EXERCISE AIM:
Within the data beneath, some lines may hold the word "days". Give the number of those lines and nothing else.

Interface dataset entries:
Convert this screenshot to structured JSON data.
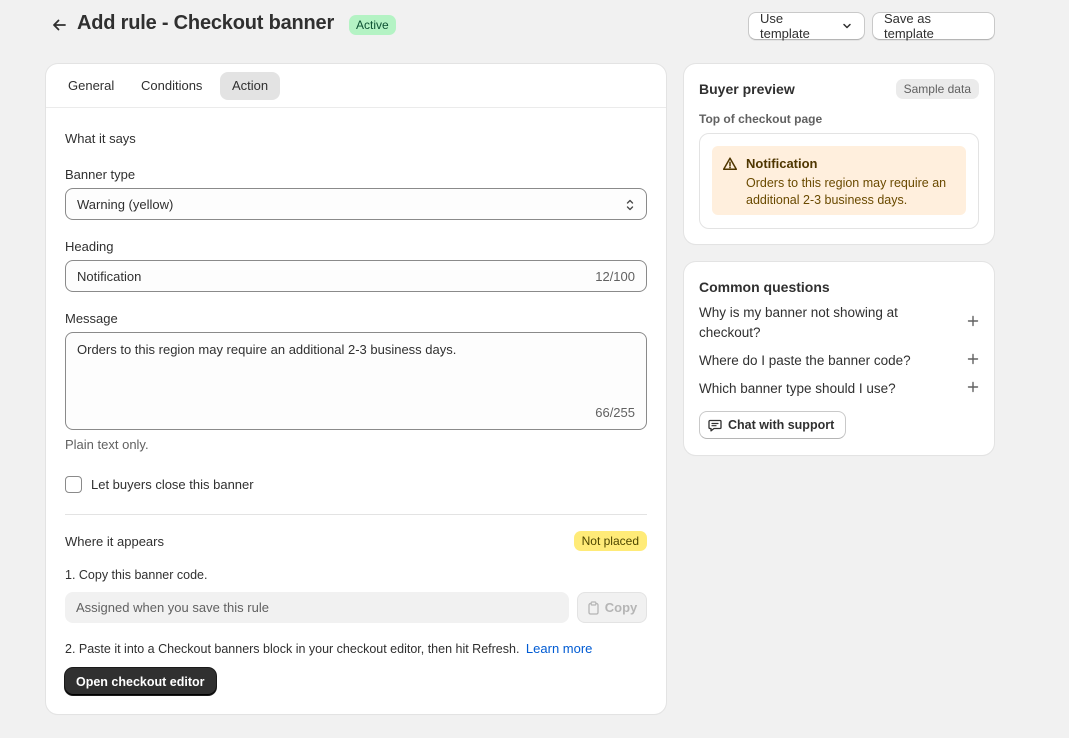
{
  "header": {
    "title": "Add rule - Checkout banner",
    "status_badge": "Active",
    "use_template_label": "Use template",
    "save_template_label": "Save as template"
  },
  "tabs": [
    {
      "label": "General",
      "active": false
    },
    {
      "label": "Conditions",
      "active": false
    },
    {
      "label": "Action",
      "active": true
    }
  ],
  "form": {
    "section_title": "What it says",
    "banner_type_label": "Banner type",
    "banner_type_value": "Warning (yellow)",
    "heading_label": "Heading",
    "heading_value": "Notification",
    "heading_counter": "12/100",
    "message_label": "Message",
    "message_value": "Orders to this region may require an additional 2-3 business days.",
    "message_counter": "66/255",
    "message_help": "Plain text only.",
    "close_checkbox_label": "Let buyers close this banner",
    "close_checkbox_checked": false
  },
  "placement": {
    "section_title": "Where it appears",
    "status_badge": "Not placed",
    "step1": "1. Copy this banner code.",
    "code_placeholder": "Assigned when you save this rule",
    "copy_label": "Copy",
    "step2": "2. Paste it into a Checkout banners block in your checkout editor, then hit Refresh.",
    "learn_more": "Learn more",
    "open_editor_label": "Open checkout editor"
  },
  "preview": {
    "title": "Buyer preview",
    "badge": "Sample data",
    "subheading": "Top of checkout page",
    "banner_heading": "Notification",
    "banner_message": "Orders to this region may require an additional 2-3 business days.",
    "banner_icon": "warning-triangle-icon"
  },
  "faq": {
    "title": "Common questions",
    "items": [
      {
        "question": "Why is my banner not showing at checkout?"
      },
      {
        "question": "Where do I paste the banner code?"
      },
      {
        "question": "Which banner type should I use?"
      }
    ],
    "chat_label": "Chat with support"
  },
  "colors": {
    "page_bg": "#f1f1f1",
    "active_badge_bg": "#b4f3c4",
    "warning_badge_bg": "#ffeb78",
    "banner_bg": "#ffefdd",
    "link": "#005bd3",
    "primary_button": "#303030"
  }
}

RESPONSE AREA:
2